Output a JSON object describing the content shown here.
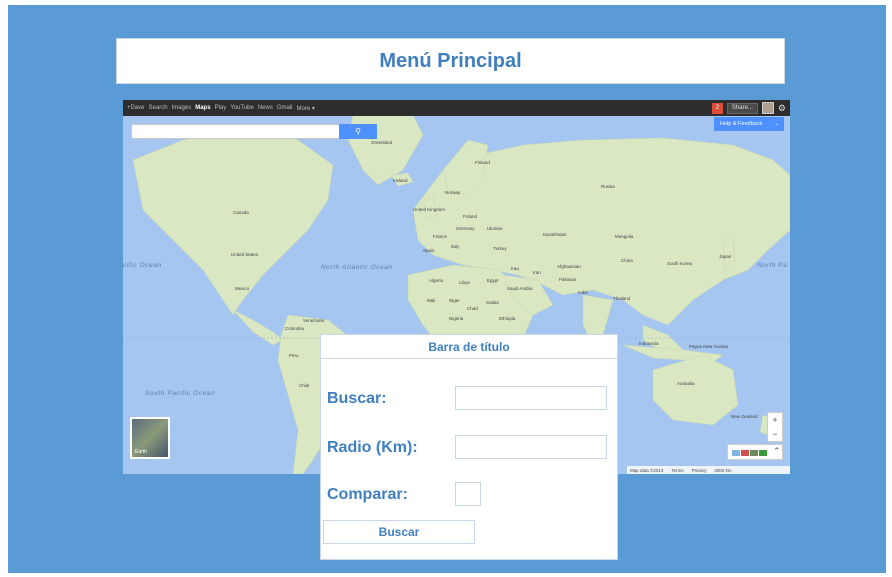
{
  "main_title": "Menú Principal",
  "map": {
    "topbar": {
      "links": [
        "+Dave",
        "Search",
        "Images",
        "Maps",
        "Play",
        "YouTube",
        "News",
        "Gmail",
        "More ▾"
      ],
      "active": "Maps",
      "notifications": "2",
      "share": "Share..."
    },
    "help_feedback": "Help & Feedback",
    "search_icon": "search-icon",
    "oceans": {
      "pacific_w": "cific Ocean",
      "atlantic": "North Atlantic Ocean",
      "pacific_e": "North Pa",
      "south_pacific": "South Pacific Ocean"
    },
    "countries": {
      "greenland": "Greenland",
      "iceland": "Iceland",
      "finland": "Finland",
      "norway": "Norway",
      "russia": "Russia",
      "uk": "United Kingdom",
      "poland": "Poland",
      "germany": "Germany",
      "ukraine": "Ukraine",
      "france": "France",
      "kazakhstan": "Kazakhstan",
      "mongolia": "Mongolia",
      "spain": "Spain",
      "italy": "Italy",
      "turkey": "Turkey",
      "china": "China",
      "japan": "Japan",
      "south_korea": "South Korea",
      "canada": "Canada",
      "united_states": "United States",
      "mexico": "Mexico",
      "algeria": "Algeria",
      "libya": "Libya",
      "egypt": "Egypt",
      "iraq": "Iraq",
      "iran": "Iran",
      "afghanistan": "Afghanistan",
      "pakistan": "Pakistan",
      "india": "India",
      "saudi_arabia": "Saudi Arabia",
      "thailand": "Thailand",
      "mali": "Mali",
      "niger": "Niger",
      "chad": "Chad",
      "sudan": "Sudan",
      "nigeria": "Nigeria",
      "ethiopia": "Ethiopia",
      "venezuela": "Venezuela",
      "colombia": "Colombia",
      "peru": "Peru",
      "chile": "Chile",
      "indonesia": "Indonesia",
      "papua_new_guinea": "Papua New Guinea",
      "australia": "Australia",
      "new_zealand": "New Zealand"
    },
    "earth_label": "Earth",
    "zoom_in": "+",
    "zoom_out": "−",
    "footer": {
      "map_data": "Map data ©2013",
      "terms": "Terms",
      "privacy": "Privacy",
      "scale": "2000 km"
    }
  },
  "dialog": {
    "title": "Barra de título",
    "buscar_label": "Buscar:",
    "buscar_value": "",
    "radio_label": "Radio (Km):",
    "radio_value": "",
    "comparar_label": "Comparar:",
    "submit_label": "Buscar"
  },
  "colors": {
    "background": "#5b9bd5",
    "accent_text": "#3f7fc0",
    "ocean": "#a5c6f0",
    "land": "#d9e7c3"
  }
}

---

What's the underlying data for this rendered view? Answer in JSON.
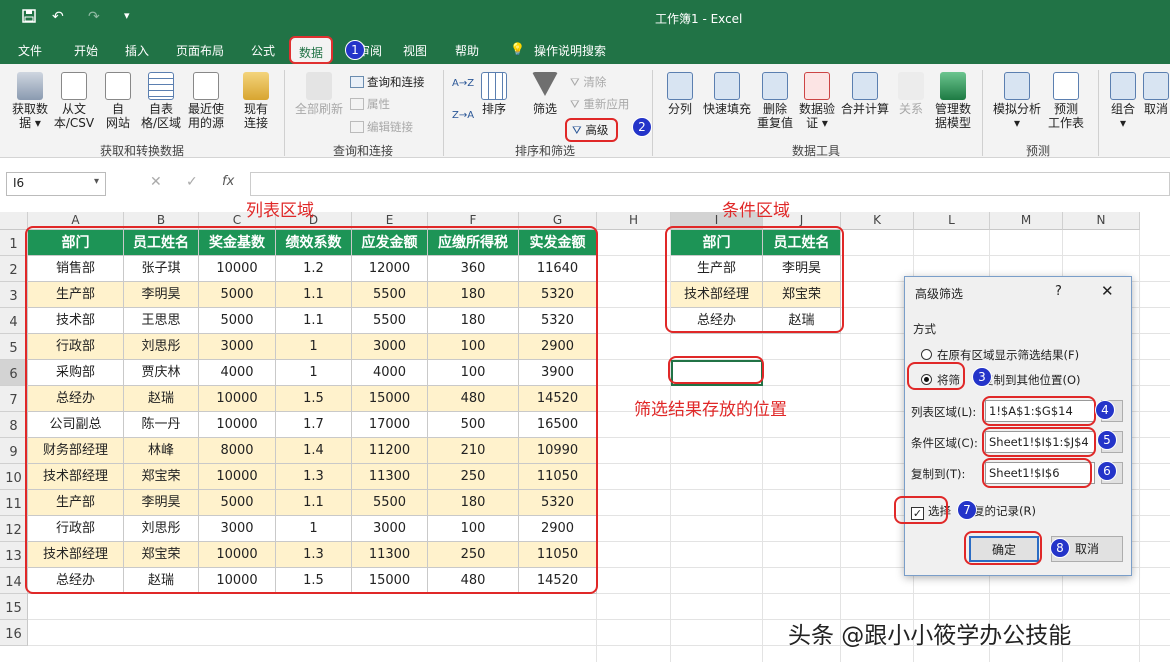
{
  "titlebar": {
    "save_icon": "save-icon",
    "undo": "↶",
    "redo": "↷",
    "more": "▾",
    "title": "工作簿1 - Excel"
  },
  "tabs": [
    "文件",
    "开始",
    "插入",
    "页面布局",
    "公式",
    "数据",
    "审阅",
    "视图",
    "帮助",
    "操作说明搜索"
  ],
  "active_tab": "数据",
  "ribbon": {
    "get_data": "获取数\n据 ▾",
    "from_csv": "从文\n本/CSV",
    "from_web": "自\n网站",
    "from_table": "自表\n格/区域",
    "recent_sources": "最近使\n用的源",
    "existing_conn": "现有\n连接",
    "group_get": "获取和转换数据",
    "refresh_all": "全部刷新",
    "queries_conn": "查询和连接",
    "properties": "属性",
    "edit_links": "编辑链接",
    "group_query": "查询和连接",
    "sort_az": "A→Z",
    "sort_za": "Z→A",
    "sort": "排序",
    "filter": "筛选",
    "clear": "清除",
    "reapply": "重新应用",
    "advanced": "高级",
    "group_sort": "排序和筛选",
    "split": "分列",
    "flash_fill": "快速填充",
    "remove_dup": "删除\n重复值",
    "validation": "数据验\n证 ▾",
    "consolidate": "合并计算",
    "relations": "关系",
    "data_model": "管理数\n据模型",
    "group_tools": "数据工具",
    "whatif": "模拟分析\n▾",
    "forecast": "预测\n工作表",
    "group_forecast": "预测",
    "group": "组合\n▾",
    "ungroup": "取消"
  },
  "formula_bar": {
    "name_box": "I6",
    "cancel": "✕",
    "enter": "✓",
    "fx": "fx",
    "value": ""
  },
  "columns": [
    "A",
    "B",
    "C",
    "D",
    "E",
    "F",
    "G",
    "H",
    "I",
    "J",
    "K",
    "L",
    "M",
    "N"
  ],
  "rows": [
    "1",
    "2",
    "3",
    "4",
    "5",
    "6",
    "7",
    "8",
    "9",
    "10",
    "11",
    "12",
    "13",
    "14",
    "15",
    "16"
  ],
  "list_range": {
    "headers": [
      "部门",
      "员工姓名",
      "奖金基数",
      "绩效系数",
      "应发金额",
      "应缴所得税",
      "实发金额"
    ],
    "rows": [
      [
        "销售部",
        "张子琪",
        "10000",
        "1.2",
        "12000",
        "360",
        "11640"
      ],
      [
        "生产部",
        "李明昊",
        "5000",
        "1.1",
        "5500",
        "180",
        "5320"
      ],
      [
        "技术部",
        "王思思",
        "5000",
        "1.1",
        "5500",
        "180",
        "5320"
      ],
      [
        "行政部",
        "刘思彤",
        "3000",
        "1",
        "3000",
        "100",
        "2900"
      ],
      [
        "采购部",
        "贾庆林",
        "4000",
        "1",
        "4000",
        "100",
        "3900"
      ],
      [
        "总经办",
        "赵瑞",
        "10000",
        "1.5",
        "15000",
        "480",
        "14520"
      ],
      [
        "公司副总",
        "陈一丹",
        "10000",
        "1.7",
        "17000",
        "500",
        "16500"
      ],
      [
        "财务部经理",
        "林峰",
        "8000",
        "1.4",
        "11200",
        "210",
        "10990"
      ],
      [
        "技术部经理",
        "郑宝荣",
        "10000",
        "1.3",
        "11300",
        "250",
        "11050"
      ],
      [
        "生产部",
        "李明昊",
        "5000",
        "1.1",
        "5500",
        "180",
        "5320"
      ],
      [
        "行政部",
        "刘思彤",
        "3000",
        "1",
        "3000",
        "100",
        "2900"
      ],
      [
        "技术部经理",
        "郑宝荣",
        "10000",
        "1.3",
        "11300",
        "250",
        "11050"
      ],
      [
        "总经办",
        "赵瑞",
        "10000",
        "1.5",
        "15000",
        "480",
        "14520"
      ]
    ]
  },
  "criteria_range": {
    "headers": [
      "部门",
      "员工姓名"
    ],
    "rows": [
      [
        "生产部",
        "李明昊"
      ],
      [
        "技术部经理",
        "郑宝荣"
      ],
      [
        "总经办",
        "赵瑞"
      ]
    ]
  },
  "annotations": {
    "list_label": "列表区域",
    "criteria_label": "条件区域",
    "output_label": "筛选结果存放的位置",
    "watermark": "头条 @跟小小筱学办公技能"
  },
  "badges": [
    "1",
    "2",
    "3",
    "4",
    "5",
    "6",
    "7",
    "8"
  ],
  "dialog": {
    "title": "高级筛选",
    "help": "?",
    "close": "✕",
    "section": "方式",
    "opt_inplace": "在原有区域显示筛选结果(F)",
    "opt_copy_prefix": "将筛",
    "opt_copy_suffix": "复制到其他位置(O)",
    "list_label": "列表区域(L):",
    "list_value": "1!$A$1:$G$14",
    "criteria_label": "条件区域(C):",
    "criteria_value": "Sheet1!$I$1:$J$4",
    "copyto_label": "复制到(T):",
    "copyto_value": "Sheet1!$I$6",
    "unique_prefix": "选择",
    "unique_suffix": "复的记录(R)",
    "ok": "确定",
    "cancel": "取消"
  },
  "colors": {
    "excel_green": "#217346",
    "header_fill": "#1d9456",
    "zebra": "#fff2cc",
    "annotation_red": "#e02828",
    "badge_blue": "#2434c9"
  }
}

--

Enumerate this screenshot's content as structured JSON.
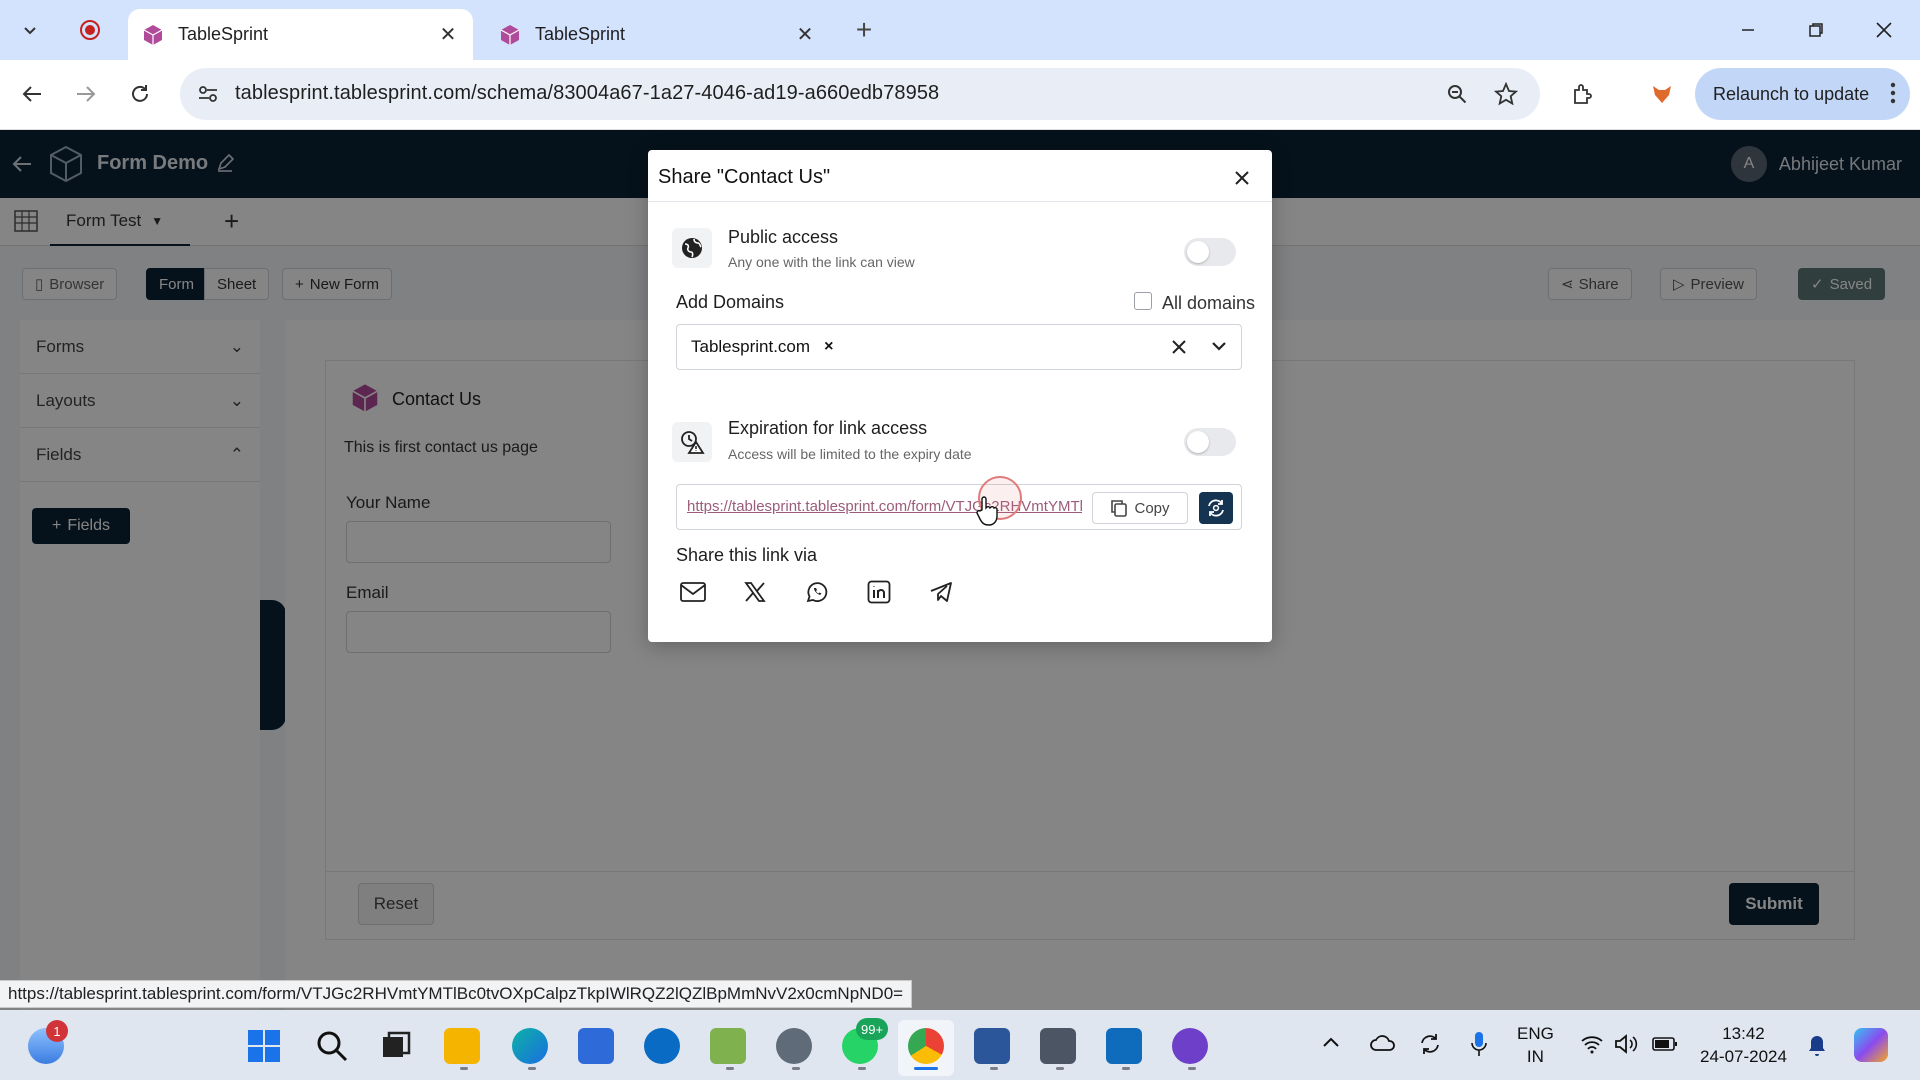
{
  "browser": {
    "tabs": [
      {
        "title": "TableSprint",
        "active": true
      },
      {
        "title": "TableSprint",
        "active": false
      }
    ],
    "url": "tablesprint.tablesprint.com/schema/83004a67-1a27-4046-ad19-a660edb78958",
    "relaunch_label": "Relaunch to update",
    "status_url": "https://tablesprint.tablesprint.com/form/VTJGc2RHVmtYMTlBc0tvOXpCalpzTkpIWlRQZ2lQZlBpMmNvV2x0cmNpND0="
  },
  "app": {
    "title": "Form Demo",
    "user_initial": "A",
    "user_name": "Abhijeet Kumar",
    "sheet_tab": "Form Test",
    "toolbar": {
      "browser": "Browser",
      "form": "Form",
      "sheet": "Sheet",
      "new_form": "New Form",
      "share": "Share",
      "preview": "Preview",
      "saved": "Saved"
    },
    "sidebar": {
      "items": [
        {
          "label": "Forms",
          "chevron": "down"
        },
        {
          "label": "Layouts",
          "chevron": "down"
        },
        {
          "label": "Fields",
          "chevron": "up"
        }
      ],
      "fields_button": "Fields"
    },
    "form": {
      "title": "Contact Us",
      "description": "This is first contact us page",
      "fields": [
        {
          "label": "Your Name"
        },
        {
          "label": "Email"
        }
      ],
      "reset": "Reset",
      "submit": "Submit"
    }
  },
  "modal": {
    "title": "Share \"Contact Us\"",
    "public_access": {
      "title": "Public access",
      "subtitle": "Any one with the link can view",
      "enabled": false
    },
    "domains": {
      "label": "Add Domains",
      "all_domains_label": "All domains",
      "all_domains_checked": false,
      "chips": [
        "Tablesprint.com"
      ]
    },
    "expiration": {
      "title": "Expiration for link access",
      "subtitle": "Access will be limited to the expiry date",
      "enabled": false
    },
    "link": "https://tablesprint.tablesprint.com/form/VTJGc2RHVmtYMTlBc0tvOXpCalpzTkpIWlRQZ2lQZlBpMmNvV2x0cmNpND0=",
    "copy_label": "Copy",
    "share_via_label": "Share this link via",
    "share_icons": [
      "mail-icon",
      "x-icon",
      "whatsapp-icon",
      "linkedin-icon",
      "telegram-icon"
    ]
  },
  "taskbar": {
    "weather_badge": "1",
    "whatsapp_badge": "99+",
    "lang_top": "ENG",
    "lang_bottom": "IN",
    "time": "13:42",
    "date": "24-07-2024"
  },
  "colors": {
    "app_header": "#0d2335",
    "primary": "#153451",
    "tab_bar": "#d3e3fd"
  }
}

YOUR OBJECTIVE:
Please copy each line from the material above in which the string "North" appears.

TASK RESULT:
      "atlantic": "North Atlantic Ocean",
      "pacific_e": "North Pa",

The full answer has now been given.